**Given information:**
-- Opening Marker --

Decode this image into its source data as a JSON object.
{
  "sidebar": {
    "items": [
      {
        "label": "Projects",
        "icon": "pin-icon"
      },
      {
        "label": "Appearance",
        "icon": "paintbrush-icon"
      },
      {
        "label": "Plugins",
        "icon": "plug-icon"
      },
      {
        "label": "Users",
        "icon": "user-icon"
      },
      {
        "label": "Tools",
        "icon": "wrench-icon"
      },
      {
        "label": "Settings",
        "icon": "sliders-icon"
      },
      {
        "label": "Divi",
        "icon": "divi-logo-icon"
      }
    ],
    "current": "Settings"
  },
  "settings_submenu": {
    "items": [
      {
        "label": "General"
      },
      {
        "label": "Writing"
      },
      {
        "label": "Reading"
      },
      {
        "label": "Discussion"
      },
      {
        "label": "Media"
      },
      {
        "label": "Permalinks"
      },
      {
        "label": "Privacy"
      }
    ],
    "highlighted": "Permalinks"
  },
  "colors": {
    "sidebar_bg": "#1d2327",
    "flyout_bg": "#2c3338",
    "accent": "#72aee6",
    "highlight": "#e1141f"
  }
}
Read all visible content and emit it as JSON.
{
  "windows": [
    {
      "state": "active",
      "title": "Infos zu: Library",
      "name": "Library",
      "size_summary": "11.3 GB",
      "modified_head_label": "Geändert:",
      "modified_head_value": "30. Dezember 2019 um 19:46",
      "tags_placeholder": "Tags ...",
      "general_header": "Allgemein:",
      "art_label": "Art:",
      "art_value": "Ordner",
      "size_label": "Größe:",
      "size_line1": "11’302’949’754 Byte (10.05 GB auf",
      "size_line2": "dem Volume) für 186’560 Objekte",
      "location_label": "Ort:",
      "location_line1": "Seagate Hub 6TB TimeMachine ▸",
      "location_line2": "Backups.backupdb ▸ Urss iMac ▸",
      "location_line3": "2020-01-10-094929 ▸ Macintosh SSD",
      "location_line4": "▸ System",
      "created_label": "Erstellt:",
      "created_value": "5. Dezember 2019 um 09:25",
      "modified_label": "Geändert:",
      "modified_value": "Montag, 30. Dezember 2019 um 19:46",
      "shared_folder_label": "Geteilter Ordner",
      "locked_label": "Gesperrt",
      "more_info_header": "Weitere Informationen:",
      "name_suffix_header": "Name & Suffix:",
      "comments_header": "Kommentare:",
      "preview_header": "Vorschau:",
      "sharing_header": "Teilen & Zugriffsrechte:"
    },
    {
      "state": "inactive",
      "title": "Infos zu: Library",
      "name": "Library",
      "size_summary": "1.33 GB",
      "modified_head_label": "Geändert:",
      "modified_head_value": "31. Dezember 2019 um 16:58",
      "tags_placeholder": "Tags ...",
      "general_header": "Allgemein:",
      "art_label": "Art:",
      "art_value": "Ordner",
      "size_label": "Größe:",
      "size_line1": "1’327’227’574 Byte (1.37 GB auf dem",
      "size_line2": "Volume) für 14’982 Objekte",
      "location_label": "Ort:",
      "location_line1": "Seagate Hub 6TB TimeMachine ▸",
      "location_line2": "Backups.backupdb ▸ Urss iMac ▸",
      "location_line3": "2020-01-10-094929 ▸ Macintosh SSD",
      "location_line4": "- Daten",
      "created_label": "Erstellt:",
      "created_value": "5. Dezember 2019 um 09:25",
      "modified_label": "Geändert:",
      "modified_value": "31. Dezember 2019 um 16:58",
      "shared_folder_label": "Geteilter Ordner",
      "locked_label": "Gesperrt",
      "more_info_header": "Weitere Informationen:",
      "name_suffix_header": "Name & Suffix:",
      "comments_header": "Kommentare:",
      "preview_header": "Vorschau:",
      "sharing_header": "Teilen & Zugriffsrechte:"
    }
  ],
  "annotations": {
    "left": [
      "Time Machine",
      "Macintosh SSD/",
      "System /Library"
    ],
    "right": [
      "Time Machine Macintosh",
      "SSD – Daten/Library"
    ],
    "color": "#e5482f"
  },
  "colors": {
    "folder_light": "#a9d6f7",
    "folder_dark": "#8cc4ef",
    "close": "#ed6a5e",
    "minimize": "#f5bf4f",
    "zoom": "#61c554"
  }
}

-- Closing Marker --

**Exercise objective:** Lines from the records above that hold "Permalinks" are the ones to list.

**Result below:**
        "label": "Permalinks"
    "highlighted": "Permalinks"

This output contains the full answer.